BRIEF:
Every line with the string "grid" should be copied from the data.

Dataset entries:
------------------------------

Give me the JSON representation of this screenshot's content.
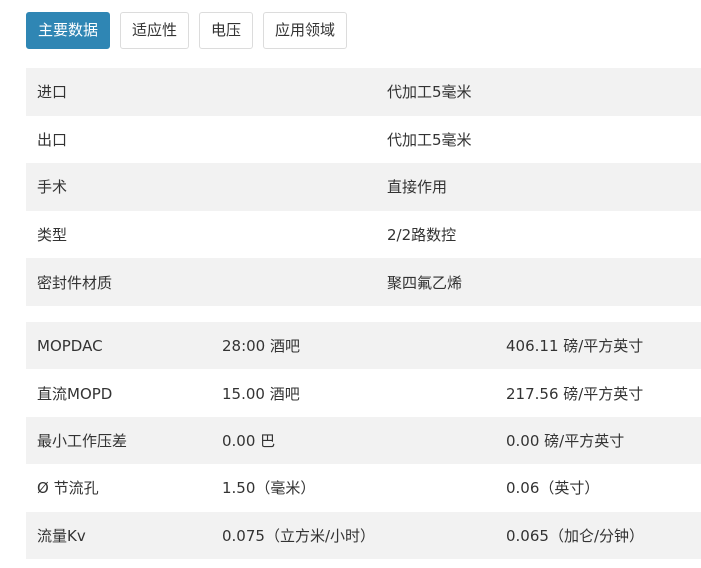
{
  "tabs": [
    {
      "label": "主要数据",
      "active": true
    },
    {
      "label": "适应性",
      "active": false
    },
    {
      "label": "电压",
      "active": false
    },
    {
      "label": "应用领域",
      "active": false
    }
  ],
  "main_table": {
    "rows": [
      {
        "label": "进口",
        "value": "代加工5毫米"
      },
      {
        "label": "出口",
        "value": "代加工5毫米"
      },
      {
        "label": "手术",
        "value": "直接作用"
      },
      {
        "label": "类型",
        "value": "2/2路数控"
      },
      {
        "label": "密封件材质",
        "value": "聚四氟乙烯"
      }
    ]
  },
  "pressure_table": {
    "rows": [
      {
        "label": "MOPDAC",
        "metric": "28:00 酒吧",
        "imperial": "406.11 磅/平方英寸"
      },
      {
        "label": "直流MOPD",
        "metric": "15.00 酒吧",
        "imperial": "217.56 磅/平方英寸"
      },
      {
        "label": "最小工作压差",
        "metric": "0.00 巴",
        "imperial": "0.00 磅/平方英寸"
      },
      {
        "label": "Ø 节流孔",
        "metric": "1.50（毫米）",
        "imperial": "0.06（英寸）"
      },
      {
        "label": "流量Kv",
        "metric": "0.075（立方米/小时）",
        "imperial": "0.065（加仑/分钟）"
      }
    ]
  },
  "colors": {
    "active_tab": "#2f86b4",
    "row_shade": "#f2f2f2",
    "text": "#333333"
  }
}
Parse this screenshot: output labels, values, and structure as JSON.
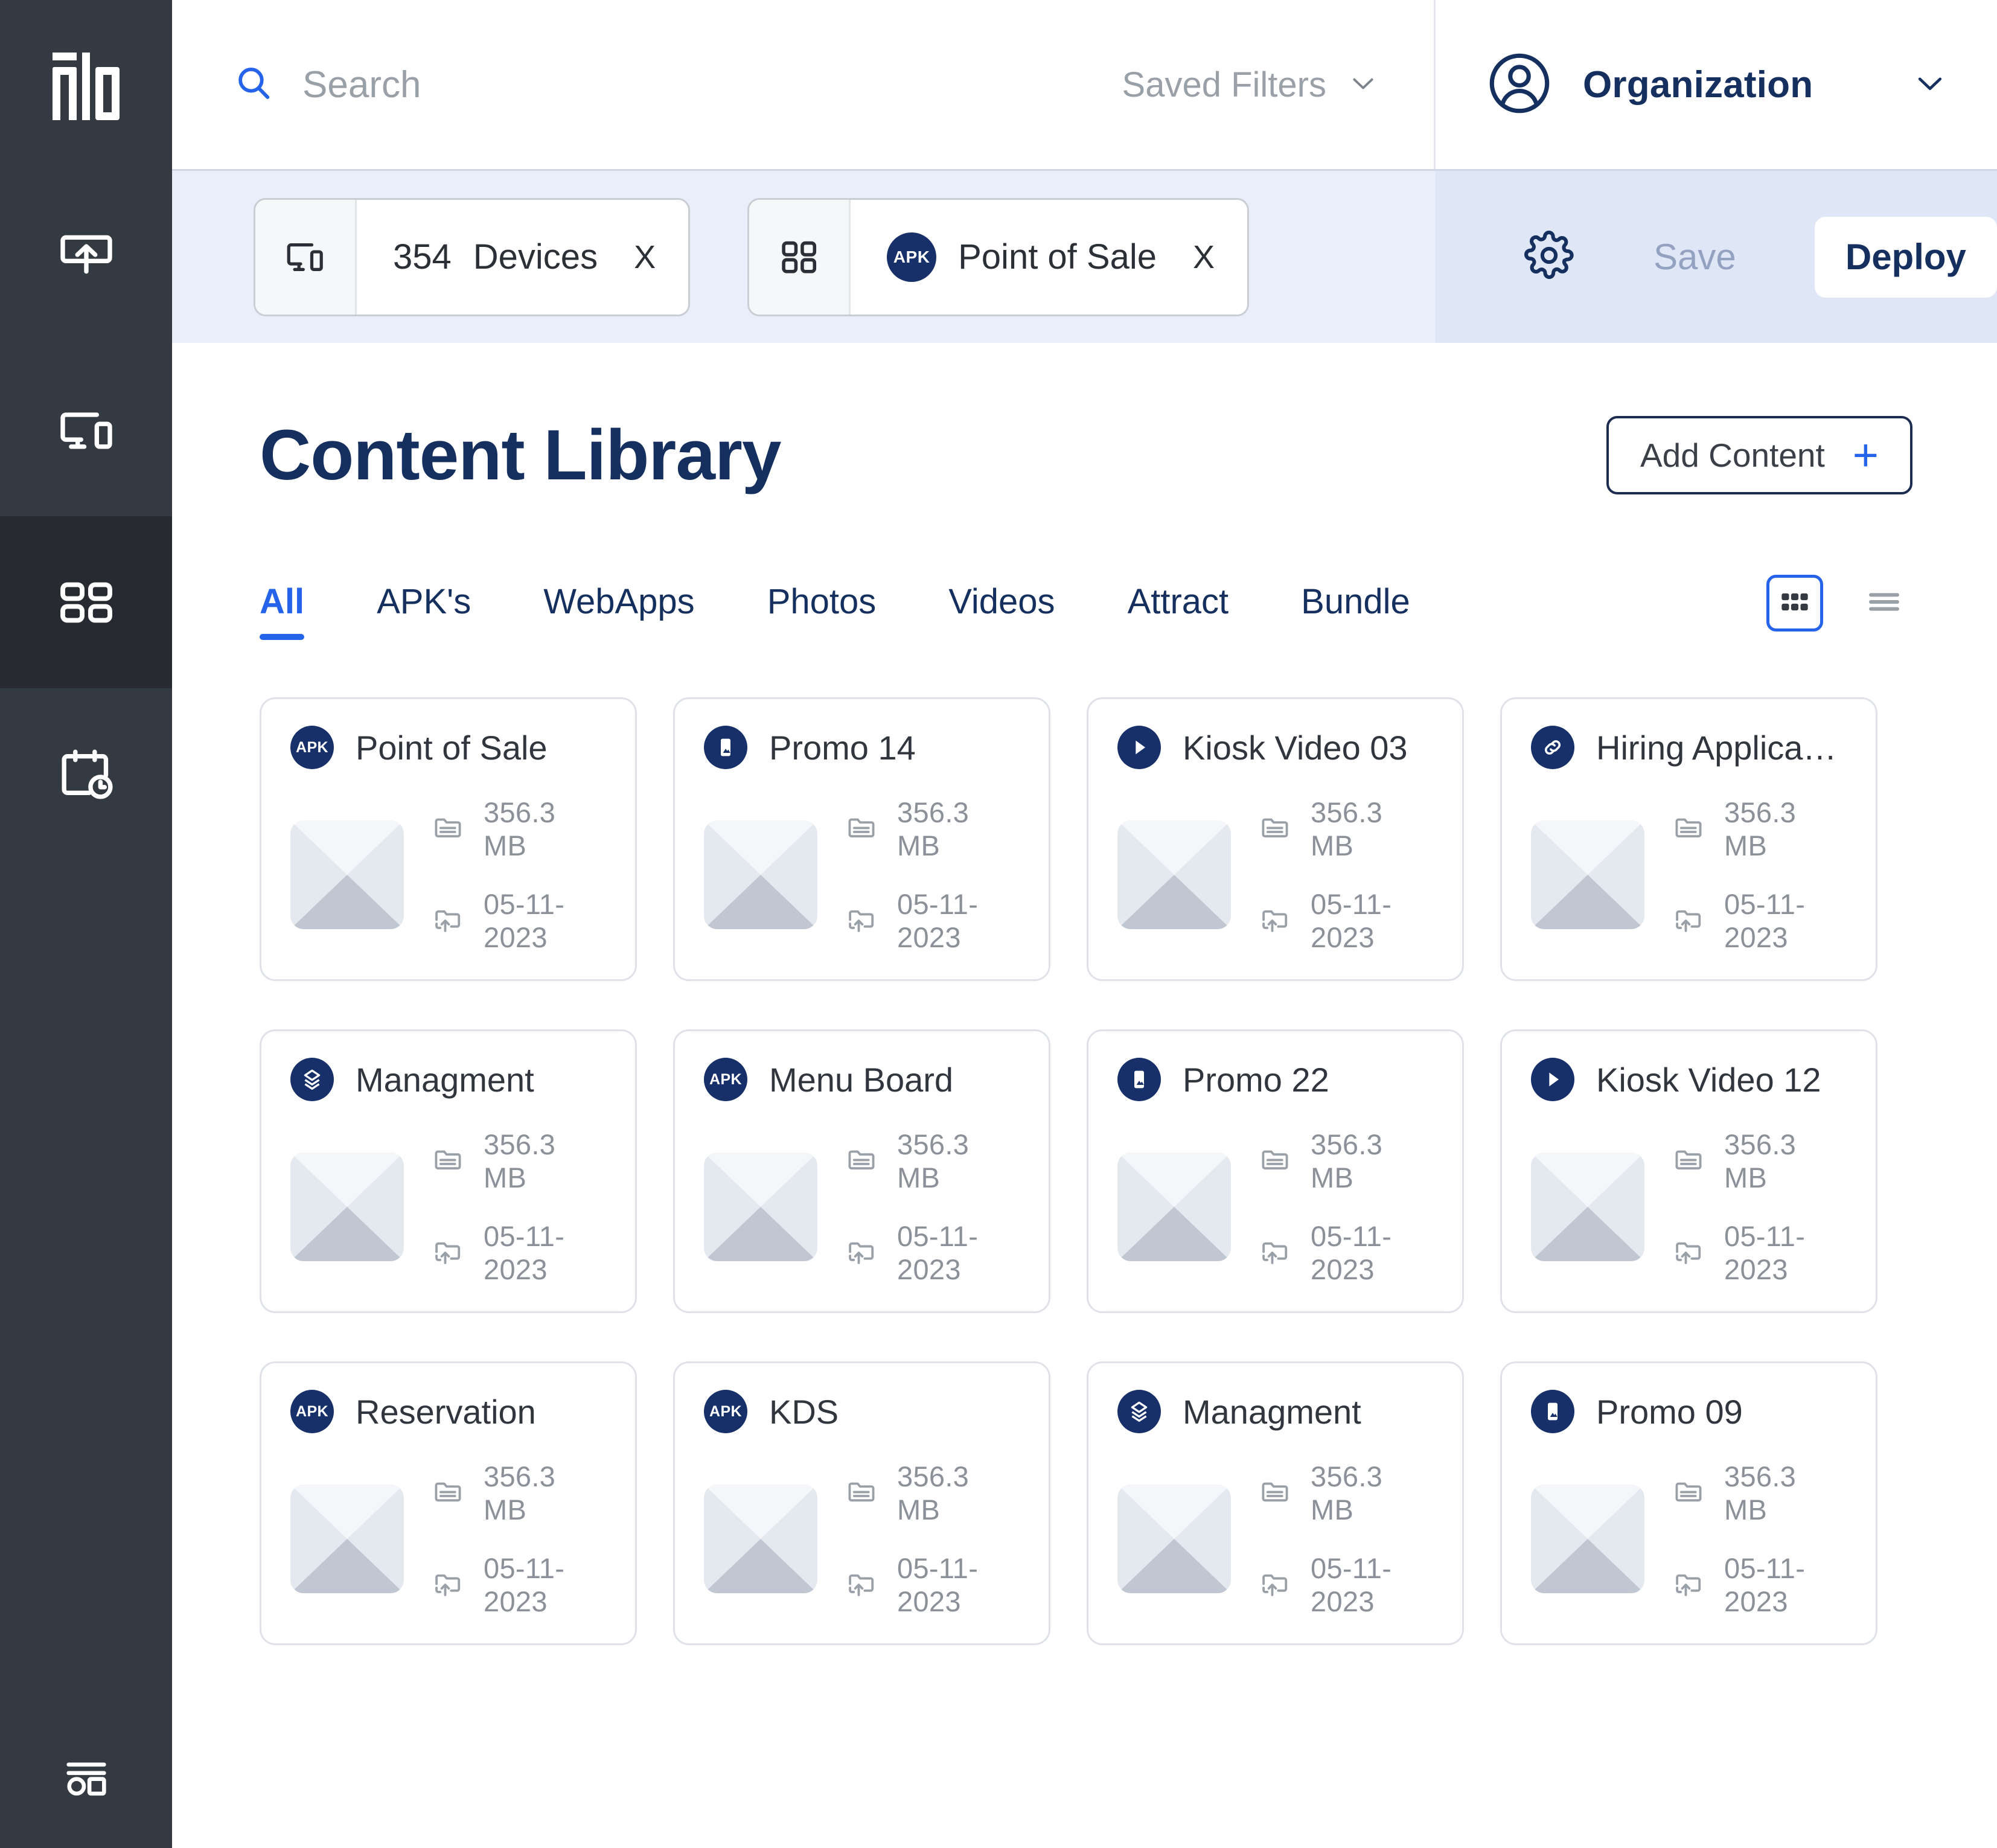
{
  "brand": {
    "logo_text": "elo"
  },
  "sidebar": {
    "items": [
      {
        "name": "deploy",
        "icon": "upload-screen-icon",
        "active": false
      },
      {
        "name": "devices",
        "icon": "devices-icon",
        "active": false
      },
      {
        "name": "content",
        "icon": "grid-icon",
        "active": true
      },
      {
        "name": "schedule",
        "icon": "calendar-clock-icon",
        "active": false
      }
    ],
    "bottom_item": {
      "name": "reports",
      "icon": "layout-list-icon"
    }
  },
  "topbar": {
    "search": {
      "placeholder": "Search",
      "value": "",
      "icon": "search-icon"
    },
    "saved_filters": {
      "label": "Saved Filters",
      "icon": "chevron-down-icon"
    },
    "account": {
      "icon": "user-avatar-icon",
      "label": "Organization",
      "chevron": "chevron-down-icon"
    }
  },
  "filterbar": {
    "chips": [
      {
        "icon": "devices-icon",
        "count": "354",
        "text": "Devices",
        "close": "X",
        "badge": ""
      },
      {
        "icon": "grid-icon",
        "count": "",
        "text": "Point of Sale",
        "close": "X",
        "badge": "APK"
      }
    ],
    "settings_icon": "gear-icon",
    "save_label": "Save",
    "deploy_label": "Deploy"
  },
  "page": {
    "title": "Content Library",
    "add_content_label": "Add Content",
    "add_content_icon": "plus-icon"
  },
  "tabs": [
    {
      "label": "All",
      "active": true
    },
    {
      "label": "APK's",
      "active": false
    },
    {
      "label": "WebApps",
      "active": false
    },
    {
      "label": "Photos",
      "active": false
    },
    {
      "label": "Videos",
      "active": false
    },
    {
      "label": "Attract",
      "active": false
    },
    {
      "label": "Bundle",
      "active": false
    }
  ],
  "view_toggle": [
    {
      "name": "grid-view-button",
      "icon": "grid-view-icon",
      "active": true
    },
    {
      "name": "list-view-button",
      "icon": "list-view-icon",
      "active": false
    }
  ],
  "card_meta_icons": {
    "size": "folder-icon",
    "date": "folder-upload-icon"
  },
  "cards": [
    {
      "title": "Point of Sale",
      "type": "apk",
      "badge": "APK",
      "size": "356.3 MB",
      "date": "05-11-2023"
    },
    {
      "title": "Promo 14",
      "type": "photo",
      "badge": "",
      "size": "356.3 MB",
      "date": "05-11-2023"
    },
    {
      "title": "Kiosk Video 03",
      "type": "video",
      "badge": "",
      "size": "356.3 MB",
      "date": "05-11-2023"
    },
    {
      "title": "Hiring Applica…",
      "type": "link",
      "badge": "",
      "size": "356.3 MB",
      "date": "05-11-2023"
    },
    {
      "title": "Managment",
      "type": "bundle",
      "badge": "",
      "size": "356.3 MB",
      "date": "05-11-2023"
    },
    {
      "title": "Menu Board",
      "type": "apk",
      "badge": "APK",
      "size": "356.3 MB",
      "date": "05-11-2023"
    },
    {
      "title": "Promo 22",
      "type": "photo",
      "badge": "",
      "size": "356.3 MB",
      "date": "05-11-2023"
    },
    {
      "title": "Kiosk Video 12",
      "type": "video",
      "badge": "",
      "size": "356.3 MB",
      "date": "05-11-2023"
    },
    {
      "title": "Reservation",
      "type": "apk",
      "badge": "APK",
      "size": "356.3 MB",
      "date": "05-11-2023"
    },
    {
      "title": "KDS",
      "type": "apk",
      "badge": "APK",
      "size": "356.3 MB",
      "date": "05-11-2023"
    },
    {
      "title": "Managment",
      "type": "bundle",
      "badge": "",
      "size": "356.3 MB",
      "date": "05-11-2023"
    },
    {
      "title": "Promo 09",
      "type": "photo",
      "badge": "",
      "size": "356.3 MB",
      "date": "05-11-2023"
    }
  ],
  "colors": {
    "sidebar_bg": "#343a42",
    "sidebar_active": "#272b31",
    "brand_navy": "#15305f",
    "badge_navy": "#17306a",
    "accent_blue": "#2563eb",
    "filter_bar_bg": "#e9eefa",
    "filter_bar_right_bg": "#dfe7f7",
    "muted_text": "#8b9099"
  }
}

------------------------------

RESPONSE BOX:
        "icon": "grid-icon",
        "icon": "grid-icon",
      "name": "grid-view-button",
      "icon": "grid-view-icon",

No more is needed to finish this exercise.